In 2013, after Remini had decided to leave Scientology for good, she says that she told Lopez about her decision. Though Lopez is not a member of the church, Remini suspected that her Scientologist father would be instructed to cut ties with Jennifer if she maintained relations with Remini. She writes in Troublemaker that she dreaded Lopez's reaction to the news: "Jennifer is a family girl, 100 percent. And although we are close, I assumed she would unequivocally choose her family."
But, according Remini, Lopez stuck by her friend. Remini writes:
As I sat there with my head down and tears welling in my eyes, she said, "That is the most ridiculous thing I have ever heard." "I know Jen, but it's the policy of the church." She rolled her eyes and said, "That's my dad, he would never. And you are my friend. I don't want to ever talk about this bullshit again."
Remini also writes that "Jen often reminded me… to remember that good things happened to me while I was in the church, and to take what positive experiences I had and move on with love from there." And Remini says that Lopez did not ultimately cut ties with her because she'd gone away from Scientology.
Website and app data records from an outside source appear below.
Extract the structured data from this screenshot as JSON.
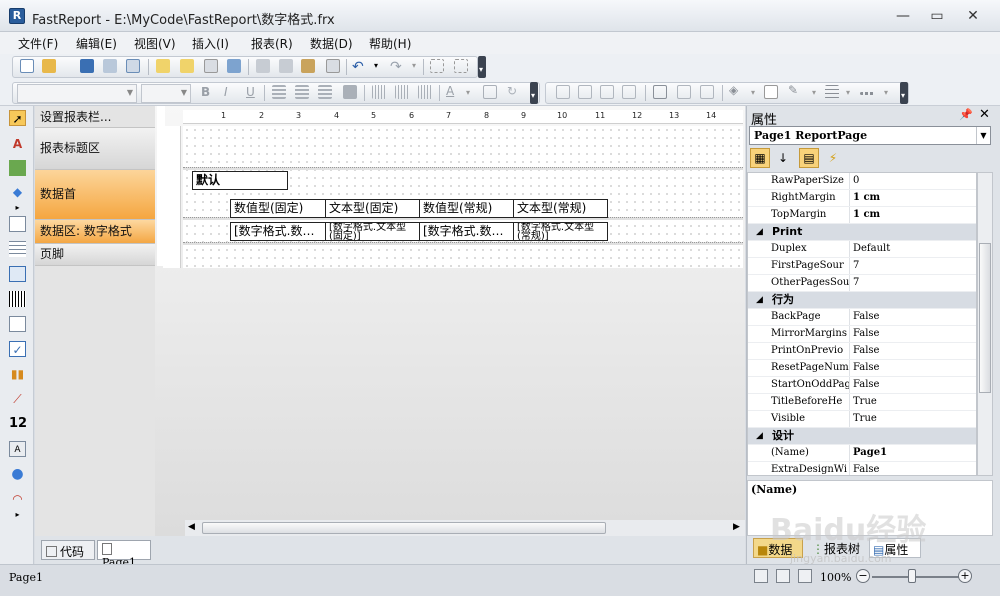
{
  "window": {
    "title": "FastReport - E:\\MyCode\\FastReport\\数字格式.frx",
    "icon_label": "R",
    "minimize": "—",
    "maximize": "▭",
    "close": "✕"
  },
  "menu": [
    "文件(F)",
    "编辑(E)",
    "视图(V)",
    "插入(I)",
    "报表(R)",
    "数据(D)",
    "帮助(H)"
  ],
  "bands": {
    "header_label": "设置报表栏...",
    "title_band": "报表标题区",
    "page_header": "数据首",
    "data_band": "数据区: 数字格式",
    "page_footer": "页脚"
  },
  "ruler": [
    "1",
    "2",
    "3",
    "4",
    "5",
    "6",
    "7",
    "8",
    "9",
    "10",
    "11",
    "12",
    "13",
    "14"
  ],
  "design": {
    "default_label": "默认",
    "headers": [
      "数值型(固定)",
      "文本型(固定)",
      "数值型(常规)",
      "文本型(常规)"
    ],
    "cells": [
      "[数字格式.数…",
      "[数字格式.文本型(固定)]",
      "[数字格式.数…",
      "[数字格式.文本型(常规)]"
    ]
  },
  "bottom_tabs": {
    "code": "代码",
    "page": "Page1"
  },
  "properties": {
    "panel_title": "属性",
    "object": "Page1 ReportPage",
    "rows": [
      {
        "type": "prop",
        "name": "RawPaperSize",
        "value": "0"
      },
      {
        "type": "prop",
        "name": "RightMargin",
        "value": "1 cm"
      },
      {
        "type": "prop",
        "name": "TopMargin",
        "value": "1 cm"
      },
      {
        "type": "cat",
        "name": "Print"
      },
      {
        "type": "prop",
        "name": "Duplex",
        "value": "Default"
      },
      {
        "type": "prop",
        "name": "FirstPageSour",
        "value": "7"
      },
      {
        "type": "prop",
        "name": "OtherPagesSou",
        "value": "7"
      },
      {
        "type": "cat",
        "name": "行为"
      },
      {
        "type": "prop",
        "name": "BackPage",
        "value": "False"
      },
      {
        "type": "prop",
        "name": "MirrorMargins",
        "value": "False"
      },
      {
        "type": "prop",
        "name": "PrintOnPrevio",
        "value": "False"
      },
      {
        "type": "prop",
        "name": "ResetPageNumb",
        "value": "False"
      },
      {
        "type": "prop",
        "name": "StartOnOddPag",
        "value": "False"
      },
      {
        "type": "prop",
        "name": "TitleBeforeHe",
        "value": "True"
      },
      {
        "type": "prop",
        "name": "Visible",
        "value": "True"
      },
      {
        "type": "cat",
        "name": "设计"
      },
      {
        "type": "prop",
        "name": "(Name)",
        "value": "Page1"
      },
      {
        "type": "prop",
        "name": "ExtraDesignWi",
        "value": "False"
      }
    ],
    "description": "(Name)",
    "tabs": [
      "数据",
      "报表树",
      "属性"
    ]
  },
  "status": {
    "text": "Page1",
    "zoom": "100%"
  },
  "watermark": {
    "logo": "Baidu经验",
    "url": "jingyan.baidu.com"
  }
}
Viewed in this way, the portrait Remini sketches of her A-list friendship with Lopez—as atypical as it may be—is a kind of exemplar of what real, supportive friendship should look like. It suggests that even at the highest rungs of fame, and in the strangest of situations, having loyal friends makes all the difference.
Danielle Wiener-Bronner is a news reporter.